Overall 29 percent of the children with autism, 35 percent of the children with another developmental disorder had mother with a metabolic condition during pregnancy, such as diabetes, high blood pressure and obesity, compared to only 19 percent of children in the control group. 

While researchers did not prove that the rising autism rate was caused by the nation’s increasing obesity rate, they said that there were apparent parallel increases between the two factors.

"That was definitely one area that I took note of too. I knew obesity rates and diabetes rates were rising, and autism rates were too," Krakowiak told Reuters

Hannah Gardener, an epidemiologist in the Department of Neurology at the University of Miami, told Reuters while a lot is unknown about autism, the latest research will provide scientists more understanding between the link between obesity and the disorder. 

Researchers suggest that that because obesity is a significant risk factor for diabetes and hypertension, like the two metabolic conditions, is characterized by increased insulin resistance and chronic inflammation.

Elevated insulin production which requires greater oxygen use may deplete oxygen supply for the fetus or cause fetal iron deficiency, and both these conditions can adversely affect fetal brain development, according to the study authors. 

Maternal inflammation, caused by metabolic conditions, can also adversely affect development because proteins involved in cell signaling that are produced by cells of the immune system can cross the placenta and disturb fetal brain development.

Experts say that the latest findings should be enough to encourage expecting mothers to get healthy. 
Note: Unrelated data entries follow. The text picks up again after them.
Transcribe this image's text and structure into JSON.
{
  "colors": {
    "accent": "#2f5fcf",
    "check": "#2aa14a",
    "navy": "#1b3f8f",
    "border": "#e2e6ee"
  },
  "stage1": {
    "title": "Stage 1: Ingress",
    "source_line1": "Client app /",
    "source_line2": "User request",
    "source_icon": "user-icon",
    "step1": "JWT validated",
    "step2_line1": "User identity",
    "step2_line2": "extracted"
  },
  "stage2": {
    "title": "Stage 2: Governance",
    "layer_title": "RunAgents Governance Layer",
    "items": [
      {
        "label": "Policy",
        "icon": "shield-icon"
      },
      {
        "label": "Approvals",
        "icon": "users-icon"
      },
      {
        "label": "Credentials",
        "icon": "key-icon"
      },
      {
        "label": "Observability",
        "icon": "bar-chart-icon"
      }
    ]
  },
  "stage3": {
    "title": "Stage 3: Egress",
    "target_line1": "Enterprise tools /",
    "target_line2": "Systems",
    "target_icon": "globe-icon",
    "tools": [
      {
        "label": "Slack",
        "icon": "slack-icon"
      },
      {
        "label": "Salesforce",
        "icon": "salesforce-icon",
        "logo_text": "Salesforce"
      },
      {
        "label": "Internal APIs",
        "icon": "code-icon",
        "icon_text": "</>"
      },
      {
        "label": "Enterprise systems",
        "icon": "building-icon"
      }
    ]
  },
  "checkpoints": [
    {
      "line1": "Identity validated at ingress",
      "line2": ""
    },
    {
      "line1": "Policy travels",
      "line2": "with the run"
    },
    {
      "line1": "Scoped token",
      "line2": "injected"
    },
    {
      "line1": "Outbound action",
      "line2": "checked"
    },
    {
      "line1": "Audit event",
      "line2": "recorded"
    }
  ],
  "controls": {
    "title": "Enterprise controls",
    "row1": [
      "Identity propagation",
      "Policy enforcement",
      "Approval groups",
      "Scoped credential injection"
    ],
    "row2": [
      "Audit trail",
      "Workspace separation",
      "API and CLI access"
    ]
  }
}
"Even though this association is far from being proven, there is plenty of evidence that obesity and insulin resistance can have health consequence for mothers and fetuses," Gardener told Reuters.

The findings were published on Monday in the journal Pediatrics.